Category: RocknRolla Reviews | Posted by: stagewomanjen
Article Date: October 30, 2008 | Publication: The Arizona Republic | Author: Bill Goodykoontz
Go with what you know.
Isn't that the artist's mantra? It should be Guy Ritchie's. He's taking a pounding in the British press for RocknRolla, his return to fast-talking Cockney crime films. Too derivative of his good movies (Snatch and Lock, Stock and Two Smoking Barrels), but at least better than his bad ones (Revolver and, most especially, Swept Away, which starred his soon to be ex-wife, Madonna), they say.
Yeah, well. Everybody's got to complain about something. But why complain about this?
RocknRolla, though not the most original movie ever made, is a blast, an adrenaline rush of punked-out rock-and-roll-fueled action and crime.
The film centers on a crooked real-estate deal, as much as it centers on anything. The real point of the story is for British actors to look and sound cool while they're ripping each other off and tearing each other up.
Tom Wilkinson plays Lenny, an old-school crime boss who's getting in business with a Russian billionaire, Uri Obamavich (Karel Roden). Also hanging around are lower-level hoods known as the Wild Bunch - One-Two (Gerard Butler), Mumbles (Idris Elba) and Handsome Bob (Tom Hardy) - as well as Obamavich's accountant, Stella (Thandie Newton).
There's more. A junkie rocker, Johnny Quid (Toby Kebbell), is presumed dead, but that happens with him every few months. Instead, he's alive, addicted and has stolen a painting that's crucial to the plot, as is his lineage: He's Lenny's stepson.

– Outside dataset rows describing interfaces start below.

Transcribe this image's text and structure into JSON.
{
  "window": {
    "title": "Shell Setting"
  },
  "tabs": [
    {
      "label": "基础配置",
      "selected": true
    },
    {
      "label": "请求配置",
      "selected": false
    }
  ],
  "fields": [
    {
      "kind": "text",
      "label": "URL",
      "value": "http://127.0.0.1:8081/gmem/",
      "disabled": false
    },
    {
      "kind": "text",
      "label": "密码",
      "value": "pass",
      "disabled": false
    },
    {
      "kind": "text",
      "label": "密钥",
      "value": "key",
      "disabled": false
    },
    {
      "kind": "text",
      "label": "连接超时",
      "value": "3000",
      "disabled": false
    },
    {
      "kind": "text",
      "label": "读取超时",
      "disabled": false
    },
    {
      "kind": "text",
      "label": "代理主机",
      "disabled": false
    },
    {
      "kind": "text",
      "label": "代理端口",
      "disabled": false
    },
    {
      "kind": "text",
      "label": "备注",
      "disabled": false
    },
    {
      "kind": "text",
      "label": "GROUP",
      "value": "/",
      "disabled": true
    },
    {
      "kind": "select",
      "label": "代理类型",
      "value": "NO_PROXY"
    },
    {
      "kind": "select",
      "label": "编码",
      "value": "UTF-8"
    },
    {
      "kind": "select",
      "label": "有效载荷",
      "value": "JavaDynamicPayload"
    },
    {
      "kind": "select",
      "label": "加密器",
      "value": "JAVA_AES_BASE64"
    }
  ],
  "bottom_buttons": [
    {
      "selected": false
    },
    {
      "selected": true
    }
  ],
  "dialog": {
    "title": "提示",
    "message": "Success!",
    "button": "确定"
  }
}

He drags his promoters (Jeremy Piven and Chris "Ludacris" Bridges) into the mess, if inadvertently.
The story is narrated here and there by Archie (Mark Strong), Lenny's loyal second in command.
There are plenty of twists and turns, but plot isn't the strength of the film. Adrenaline is.
Ritchie gives the film plenty of stylized touches and quirky scenes, the best of which involves Stella and One-Two talking business at a party while in the middle of a goofy-sexy-cool dance number. Butler is good throughout as the sort of crook who just lowers his head and plods forward.
Wilkinson, as always, is outstanding. His Lenny is a profane hothead who considers himself gentlemanly enough to be offended by terms like "gangster." Kebbell's Johnny is a wasted, hollowed-out shell of a man given to philosophical ramblings. Strong plays Archie as the sane one of the bunch - a relative term in this case but sane nonetheless.
RocknRolla is not deep. Nor does it try to be. Instead, it's more an exercise in full-on fun, best enjoyed with the volume turned way up.